TASK PROMPT:
Would you write out the entries below word for word, omitting the pictures?

(Entries taken from a collection)

************

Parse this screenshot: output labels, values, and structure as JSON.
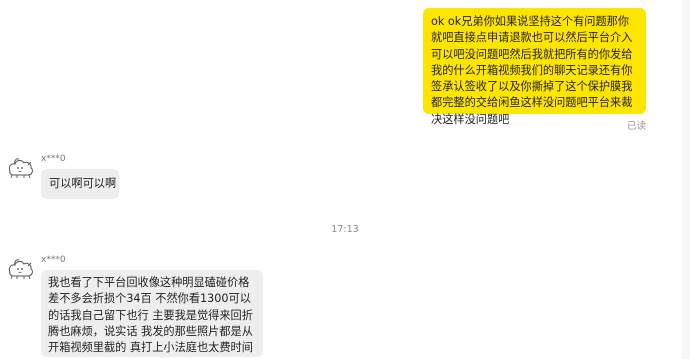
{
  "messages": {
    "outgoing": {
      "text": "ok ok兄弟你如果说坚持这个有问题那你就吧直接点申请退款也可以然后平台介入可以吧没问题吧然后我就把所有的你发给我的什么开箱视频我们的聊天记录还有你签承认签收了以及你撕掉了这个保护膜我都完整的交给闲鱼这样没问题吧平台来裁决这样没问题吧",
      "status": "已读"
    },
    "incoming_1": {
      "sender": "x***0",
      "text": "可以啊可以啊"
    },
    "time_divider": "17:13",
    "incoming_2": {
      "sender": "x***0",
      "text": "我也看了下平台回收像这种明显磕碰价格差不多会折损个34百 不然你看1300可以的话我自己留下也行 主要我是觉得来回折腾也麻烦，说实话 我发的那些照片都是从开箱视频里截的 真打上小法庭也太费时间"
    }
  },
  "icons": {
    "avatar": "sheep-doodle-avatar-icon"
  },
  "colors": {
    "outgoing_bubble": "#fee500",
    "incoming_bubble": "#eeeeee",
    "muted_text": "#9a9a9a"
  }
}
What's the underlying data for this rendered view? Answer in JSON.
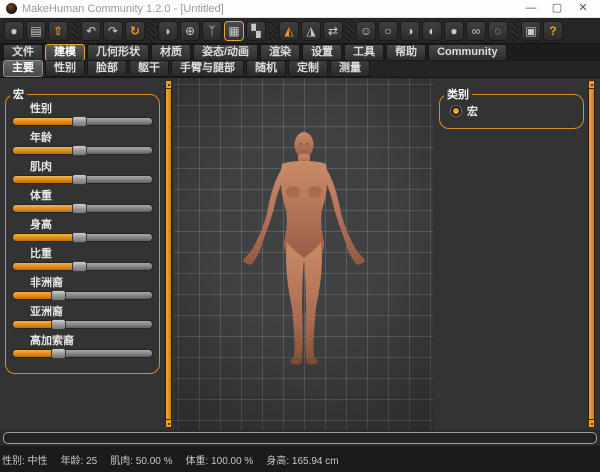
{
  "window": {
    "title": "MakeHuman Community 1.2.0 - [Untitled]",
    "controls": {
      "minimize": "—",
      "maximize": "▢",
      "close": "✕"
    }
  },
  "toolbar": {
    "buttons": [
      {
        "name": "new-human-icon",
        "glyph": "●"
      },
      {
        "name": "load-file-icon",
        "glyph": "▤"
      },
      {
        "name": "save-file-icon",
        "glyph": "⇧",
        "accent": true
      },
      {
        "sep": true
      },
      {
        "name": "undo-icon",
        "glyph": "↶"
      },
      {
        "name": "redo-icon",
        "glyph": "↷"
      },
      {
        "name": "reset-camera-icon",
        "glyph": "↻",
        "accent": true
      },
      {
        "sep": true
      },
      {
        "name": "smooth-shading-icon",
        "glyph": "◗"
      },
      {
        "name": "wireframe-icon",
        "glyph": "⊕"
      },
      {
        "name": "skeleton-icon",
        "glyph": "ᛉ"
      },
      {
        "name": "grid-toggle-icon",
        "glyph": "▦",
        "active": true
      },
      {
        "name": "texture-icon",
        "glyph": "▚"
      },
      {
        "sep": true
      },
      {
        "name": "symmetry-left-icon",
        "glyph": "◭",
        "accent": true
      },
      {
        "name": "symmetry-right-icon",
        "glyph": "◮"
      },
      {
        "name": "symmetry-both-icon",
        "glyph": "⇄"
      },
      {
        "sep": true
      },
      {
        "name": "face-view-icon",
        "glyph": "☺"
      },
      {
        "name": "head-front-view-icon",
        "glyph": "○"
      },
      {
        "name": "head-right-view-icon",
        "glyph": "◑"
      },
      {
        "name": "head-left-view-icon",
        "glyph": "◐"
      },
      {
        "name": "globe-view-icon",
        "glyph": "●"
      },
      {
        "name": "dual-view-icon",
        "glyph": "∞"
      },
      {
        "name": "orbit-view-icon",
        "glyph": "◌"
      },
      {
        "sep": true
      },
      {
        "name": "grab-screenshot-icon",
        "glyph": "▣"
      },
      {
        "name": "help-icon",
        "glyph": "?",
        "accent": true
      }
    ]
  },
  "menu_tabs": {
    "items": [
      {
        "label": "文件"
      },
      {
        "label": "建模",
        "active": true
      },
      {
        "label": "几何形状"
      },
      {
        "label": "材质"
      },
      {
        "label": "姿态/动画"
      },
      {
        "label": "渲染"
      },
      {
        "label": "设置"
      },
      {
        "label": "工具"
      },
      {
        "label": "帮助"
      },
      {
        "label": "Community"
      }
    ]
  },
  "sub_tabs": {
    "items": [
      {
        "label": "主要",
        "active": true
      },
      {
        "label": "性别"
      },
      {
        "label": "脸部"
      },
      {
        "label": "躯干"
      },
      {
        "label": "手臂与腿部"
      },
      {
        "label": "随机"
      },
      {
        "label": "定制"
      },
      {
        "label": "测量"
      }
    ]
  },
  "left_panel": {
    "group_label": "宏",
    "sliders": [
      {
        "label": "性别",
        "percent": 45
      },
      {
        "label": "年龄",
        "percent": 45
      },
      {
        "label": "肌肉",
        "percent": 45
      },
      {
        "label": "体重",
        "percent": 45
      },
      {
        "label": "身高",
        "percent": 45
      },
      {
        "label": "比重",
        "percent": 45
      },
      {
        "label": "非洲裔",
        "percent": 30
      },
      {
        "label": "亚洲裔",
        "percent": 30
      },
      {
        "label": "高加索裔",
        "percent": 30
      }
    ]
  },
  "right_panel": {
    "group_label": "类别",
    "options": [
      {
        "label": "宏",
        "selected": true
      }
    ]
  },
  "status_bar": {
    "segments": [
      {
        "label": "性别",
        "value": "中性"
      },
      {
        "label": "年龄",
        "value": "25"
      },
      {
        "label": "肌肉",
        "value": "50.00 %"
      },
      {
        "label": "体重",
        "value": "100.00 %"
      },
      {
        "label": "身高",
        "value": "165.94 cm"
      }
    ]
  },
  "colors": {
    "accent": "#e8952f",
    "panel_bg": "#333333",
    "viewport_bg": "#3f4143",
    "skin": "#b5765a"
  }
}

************

PROBLEM SOLUTION:
Parse this screenshot: output labels, values, and structure as JSON.
{
  "messages": {
    "outgoing": {
      "text": "ok ok兄弟你如果说坚持这个有问题那你就吧直接点申请退款也可以然后平台介入可以吧没问题吧然后我就把所有的你发给我的什么开箱视频我们的聊天记录还有你签承认签收了以及你撕掉了这个保护膜我都完整的交给闲鱼这样没问题吧平台来裁决这样没问题吧",
      "status": "已读"
    },
    "incoming_1": {
      "sender": "x***0",
      "text": "可以啊可以啊"
    },
    "time_divider": "17:13",
    "incoming_2": {
      "sender": "x***0",
      "text": "我也看了下平台回收像这种明显磕碰价格差不多会折损个34百 不然你看1300可以的话我自己留下也行 主要我是觉得来回折腾也麻烦，说实话 我发的那些照片都是从开箱视频里截的 真打上小法庭也太费时间"
    }
  },
  "icons": {
    "avatar": "sheep-doodle-avatar-icon"
  },
  "colors": {
    "outgoing_bubble": "#fee500",
    "incoming_bubble": "#eeeeee",
    "muted_text": "#9a9a9a"
  }
}
What's the underlying data for this rendered view? Answer in JSON.
{
  "window": {
    "title": "MakeHuman Community 1.2.0 - [Untitled]",
    "controls": {
      "minimize": "—",
      "maximize": "▢",
      "close": "✕"
    }
  },
  "toolbar": {
    "buttons": [
      {
        "name": "new-human-icon",
        "glyph": "●"
      },
      {
        "name": "load-file-icon",
        "glyph": "▤"
      },
      {
        "name": "save-file-icon",
        "glyph": "⇧",
        "accent": true
      },
      {
        "sep": true
      },
      {
        "name": "undo-icon",
        "glyph": "↶"
      },
      {
        "name": "redo-icon",
        "glyph": "↷"
      },
      {
        "name": "reset-camera-icon",
        "glyph": "↻",
        "accent": true
      },
      {
        "sep": true
      },
      {
        "name": "smooth-shading-icon",
        "glyph": "◗"
      },
      {
        "name": "wireframe-icon",
        "glyph": "⊕"
      },
      {
        "name": "skeleton-icon",
        "glyph": "ᛉ"
      },
      {
        "name": "grid-toggle-icon",
        "glyph": "▦",
        "active": true
      },
      {
        "name": "texture-icon",
        "glyph": "▚"
      },
      {
        "sep": true
      },
      {
        "name": "symmetry-left-icon",
        "glyph": "◭",
        "accent": true
      },
      {
        "name": "symmetry-right-icon",
        "glyph": "◮"
      },
      {
        "name": "symmetry-both-icon",
        "glyph": "⇄"
      },
      {
        "sep": true
      },
      {
        "name": "face-view-icon",
        "glyph": "☺"
      },
      {
        "name": "head-front-view-icon",
        "glyph": "○"
      },
      {
        "name": "head-right-view-icon",
        "glyph": "◑"
      },
      {
        "name": "head-left-view-icon",
        "glyph": "◐"
      },
      {
        "name": "globe-view-icon",
        "glyph": "●"
      },
      {
        "name": "dual-view-icon",
        "glyph": "∞"
      },
      {
        "name": "orbit-view-icon",
        "glyph": "◌"
      },
      {
        "sep": true
      },
      {
        "name": "grab-screenshot-icon",
        "glyph": "▣"
      },
      {
        "name": "help-icon",
        "glyph": "?",
        "accent": true
      }
    ]
  },
  "menu_tabs": {
    "items": [
      {
        "label": "文件"
      },
      {
        "label": "建模",
        "active": true
      },
      {
        "label": "几何形状"
      },
      {
        "label": "材质"
      },
      {
        "label": "姿态/动画"
      },
      {
        "label": "渲染"
      },
      {
        "label": "设置"
      },
      {
        "label": "工具"
      },
      {
        "label": "帮助"
      },
      {
        "label": "Community"
      }
    ]
  },
  "sub_tabs": {
    "items": [
      {
        "label": "主要",
        "active": true
      },
      {
        "label": "性别"
      },
      {
        "label": "脸部"
      },
      {
        "label": "躯干"
      },
      {
        "label": "手臂与腿部"
      },
      {
        "label": "随机"
      },
      {
        "label": "定制"
      },
      {
        "label": "测量"
      }
    ]
  },
  "left_panel": {
    "group_label": "宏",
    "sliders": [
      {
        "label": "性别",
        "percent": 45
      },
      {
        "label": "年龄",
        "percent": 45
      },
      {
        "label": "肌肉",
        "percent": 45
      },
      {
        "label": "体重",
        "percent": 45
      },
      {
        "label": "身高",
        "percent": 45
      },
      {
        "label": "比重",
        "percent": 45
      },
      {
        "label": "非洲裔",
        "percent": 30
      },
      {
        "label": "亚洲裔",
        "percent": 30
      },
      {
        "label": "高加索裔",
        "percent": 30
      }
    ]
  },
  "right_panel": {
    "group_label": "类别",
    "options": [
      {
        "label": "宏",
        "selected": true
      }
    ]
  },
  "status_bar": {
    "segments": [
      {
        "label": "性别",
        "value": "中性"
      },
      {
        "label": "年龄",
        "value": "25"
      },
      {
        "label": "肌肉",
        "value": "50.00 %"
      },
      {
        "label": "体重",
        "value": "100.00 %"
      },
      {
        "label": "身高",
        "value": "165.94 cm"
      }
    ]
  },
  "colors": {
    "accent": "#e8952f",
    "panel_bg": "#333333",
    "viewport_bg": "#3f4143",
    "skin": "#b5765a"
  }
}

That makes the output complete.